• What you will do: Within the records below, filter for lines carrying the word "true" and copy them.

• Listed records:
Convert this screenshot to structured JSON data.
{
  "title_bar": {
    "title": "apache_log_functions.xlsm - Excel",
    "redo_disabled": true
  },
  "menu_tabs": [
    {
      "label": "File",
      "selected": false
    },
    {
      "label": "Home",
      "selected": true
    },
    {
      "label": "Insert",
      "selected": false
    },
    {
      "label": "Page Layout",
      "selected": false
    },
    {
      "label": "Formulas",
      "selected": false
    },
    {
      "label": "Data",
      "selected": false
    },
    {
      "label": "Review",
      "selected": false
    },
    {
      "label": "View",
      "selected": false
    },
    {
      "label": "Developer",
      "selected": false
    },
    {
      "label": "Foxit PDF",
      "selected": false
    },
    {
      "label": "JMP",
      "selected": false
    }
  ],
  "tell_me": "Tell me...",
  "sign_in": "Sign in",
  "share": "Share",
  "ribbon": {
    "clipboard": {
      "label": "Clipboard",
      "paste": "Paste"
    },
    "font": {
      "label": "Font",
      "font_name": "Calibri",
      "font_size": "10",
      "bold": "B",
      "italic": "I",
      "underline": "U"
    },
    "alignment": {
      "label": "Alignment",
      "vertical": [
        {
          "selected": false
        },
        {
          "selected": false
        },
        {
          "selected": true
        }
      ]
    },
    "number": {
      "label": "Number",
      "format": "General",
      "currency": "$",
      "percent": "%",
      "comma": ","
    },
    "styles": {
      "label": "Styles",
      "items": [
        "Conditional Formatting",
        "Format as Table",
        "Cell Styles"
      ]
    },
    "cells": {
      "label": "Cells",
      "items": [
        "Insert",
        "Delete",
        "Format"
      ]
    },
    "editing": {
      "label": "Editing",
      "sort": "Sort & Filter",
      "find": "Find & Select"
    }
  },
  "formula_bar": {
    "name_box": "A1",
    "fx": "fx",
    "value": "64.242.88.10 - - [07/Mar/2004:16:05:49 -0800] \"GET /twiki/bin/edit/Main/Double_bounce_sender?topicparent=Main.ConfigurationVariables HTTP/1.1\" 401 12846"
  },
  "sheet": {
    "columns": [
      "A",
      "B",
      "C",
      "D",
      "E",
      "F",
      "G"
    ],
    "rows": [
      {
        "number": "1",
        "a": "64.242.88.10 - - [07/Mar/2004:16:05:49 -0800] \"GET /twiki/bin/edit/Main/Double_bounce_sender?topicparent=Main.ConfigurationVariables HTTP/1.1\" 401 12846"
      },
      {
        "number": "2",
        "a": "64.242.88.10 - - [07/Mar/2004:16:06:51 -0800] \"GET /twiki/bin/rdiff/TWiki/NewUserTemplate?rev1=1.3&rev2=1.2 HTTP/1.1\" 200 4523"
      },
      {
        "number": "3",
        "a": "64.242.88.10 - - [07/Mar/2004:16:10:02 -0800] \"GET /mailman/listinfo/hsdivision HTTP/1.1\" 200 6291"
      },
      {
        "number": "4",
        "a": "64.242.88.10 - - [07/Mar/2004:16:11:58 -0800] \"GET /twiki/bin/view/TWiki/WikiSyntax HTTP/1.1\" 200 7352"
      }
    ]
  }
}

• Answer section:
    "redo_disabled": true
      "selected": true
          "selected": true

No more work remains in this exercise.